#### [Data about app and page elements]
=-=-=-=-=

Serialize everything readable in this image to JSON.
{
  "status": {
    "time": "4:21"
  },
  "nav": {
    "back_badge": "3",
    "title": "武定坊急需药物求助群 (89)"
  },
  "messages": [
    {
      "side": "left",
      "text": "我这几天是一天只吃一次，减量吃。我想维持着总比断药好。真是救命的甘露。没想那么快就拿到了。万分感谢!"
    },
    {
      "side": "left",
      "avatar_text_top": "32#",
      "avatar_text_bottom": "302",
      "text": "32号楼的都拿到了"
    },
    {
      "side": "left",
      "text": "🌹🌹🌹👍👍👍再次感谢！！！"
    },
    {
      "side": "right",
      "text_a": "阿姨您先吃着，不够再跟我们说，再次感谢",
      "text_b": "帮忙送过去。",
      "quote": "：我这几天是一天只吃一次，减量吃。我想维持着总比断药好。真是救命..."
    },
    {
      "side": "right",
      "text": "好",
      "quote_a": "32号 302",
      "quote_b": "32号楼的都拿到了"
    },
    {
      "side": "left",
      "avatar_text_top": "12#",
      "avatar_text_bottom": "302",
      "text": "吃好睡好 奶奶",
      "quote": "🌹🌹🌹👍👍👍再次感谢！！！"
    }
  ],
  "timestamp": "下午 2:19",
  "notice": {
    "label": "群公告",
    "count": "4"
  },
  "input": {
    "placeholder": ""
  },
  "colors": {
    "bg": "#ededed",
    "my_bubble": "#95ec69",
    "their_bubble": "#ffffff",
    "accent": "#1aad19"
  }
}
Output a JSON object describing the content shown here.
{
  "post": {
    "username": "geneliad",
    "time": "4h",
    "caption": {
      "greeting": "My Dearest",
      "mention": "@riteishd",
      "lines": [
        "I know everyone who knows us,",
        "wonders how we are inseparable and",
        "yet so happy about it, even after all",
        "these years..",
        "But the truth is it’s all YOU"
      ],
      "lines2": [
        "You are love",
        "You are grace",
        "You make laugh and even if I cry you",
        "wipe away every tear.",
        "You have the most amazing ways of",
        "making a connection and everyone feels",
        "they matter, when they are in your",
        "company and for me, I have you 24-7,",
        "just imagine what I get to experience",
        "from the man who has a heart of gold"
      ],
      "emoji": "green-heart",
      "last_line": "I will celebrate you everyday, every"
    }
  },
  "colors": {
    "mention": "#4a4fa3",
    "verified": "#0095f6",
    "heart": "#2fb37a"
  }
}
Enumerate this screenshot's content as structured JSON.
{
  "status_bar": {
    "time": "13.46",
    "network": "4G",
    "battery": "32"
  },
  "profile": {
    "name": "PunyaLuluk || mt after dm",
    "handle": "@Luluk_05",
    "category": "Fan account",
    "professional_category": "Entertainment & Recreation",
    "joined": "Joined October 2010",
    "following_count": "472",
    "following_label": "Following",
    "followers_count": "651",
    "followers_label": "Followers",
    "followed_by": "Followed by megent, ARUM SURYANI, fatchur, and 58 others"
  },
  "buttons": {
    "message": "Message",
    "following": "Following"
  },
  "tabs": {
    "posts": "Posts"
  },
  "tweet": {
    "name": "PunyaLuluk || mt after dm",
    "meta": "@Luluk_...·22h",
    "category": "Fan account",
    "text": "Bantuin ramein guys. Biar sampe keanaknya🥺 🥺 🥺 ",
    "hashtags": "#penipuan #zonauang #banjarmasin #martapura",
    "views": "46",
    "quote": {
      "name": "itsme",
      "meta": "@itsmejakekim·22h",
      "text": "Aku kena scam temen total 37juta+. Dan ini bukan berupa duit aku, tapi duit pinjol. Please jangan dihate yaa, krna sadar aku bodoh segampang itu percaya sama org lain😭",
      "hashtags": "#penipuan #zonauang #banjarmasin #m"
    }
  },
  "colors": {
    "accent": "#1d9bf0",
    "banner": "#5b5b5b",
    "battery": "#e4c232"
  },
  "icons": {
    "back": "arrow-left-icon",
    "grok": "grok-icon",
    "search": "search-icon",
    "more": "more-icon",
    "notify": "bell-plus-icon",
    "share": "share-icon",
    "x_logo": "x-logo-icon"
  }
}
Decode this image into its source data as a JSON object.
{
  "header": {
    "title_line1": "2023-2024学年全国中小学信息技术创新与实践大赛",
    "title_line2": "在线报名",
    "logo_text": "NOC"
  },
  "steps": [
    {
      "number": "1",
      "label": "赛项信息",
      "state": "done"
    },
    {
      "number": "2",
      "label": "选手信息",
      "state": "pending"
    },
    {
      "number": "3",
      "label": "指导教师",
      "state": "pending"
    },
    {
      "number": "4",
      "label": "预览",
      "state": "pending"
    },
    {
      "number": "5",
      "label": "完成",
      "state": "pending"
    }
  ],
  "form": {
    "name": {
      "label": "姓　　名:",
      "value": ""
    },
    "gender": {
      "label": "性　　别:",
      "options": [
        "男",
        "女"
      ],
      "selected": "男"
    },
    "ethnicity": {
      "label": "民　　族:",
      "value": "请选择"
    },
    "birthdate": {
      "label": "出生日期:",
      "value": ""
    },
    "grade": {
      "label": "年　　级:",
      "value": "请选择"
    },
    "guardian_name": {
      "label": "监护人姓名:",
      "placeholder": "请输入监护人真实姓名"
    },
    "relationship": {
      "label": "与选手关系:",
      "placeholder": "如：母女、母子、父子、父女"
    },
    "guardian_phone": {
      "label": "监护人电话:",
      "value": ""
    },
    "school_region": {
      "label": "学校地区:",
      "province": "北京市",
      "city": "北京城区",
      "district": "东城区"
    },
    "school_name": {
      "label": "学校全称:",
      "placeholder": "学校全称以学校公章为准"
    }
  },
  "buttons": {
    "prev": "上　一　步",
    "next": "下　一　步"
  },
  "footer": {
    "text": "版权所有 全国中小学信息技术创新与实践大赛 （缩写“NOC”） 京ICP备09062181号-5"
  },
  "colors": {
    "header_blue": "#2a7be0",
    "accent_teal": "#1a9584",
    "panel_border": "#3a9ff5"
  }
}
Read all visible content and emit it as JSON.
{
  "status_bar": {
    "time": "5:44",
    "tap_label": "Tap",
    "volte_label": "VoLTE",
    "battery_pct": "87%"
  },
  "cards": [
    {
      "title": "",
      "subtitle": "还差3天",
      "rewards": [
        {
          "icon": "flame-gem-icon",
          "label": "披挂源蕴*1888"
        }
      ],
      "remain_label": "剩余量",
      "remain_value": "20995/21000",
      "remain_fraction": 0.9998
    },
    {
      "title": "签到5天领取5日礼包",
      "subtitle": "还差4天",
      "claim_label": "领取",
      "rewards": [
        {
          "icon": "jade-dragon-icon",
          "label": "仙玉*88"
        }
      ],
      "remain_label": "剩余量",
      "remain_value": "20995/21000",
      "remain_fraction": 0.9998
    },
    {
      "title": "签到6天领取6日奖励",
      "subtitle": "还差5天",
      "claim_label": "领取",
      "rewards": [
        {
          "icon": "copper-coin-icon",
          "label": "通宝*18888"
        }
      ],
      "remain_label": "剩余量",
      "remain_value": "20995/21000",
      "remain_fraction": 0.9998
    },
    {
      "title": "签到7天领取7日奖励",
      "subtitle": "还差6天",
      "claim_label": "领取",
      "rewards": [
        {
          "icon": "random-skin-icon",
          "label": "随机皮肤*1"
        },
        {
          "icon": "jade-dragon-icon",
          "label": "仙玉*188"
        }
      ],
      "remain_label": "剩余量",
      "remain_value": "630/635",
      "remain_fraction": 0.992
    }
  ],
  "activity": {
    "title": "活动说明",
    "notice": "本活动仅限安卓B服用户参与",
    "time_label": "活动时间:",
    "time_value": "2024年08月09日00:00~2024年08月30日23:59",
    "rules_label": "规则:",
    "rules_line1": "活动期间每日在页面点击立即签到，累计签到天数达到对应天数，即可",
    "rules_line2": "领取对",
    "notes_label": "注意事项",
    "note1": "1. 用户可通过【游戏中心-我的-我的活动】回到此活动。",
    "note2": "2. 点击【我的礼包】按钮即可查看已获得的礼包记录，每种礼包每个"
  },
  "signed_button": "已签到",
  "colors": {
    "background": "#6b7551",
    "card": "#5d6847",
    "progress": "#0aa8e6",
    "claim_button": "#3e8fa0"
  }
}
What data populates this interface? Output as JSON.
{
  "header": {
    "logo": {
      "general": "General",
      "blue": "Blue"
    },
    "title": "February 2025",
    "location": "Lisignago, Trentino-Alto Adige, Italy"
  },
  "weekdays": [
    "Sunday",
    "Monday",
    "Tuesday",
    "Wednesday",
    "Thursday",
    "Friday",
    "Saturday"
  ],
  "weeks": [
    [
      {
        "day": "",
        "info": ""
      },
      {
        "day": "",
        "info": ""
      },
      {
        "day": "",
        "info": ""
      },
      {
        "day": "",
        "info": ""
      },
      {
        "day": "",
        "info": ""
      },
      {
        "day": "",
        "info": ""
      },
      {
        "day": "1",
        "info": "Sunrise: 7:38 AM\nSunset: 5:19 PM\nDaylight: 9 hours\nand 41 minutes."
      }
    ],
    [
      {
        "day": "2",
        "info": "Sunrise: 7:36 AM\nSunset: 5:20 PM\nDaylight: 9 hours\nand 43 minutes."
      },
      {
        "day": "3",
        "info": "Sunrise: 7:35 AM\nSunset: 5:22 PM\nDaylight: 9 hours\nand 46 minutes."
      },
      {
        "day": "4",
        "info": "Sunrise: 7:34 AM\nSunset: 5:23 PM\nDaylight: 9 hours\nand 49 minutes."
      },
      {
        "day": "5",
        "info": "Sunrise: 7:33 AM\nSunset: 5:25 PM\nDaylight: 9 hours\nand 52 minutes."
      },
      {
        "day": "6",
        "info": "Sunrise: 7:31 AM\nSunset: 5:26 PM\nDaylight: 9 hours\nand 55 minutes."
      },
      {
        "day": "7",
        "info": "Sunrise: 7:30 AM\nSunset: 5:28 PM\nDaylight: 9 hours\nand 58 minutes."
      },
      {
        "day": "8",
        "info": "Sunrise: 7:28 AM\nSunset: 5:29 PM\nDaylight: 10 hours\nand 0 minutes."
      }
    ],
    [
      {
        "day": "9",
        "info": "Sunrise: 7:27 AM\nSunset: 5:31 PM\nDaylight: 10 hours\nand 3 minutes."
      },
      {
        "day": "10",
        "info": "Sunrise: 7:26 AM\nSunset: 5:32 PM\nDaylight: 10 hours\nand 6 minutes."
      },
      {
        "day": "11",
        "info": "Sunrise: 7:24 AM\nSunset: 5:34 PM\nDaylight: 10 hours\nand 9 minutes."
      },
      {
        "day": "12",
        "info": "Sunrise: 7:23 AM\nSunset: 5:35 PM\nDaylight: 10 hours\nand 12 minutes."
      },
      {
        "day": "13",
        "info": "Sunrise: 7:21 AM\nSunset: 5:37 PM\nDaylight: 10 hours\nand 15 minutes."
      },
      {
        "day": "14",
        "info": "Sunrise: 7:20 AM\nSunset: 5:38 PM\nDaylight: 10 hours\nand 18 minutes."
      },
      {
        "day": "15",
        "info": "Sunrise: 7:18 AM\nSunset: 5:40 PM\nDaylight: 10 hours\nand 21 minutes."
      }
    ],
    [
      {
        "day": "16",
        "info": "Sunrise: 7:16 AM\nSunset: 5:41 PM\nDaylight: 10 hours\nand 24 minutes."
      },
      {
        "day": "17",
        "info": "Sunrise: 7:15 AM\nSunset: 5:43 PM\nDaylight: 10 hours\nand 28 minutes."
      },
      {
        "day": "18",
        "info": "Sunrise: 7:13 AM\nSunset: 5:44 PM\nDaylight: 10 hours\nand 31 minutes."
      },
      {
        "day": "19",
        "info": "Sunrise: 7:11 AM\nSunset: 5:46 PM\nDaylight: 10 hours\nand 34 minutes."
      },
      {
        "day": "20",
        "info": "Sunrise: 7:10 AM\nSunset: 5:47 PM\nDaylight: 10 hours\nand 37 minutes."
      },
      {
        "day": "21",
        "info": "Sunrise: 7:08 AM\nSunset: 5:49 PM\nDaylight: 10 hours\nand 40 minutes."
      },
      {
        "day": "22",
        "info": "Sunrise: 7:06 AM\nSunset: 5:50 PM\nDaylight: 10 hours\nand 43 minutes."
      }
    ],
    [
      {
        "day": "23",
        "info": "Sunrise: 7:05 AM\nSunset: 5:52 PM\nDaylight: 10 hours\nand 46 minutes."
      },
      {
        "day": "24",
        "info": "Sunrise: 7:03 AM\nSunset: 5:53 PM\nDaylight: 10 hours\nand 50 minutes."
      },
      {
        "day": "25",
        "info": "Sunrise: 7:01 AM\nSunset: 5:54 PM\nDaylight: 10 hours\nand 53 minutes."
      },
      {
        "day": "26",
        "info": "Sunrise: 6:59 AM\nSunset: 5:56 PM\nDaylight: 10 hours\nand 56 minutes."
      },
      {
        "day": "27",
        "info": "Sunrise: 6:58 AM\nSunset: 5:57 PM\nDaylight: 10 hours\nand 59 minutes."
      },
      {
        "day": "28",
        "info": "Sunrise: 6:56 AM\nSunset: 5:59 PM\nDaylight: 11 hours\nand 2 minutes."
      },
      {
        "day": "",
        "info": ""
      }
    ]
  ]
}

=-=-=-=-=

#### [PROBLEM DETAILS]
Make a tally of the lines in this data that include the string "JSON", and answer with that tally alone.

#### [SOLUTION TO THIS EXERCISE]
6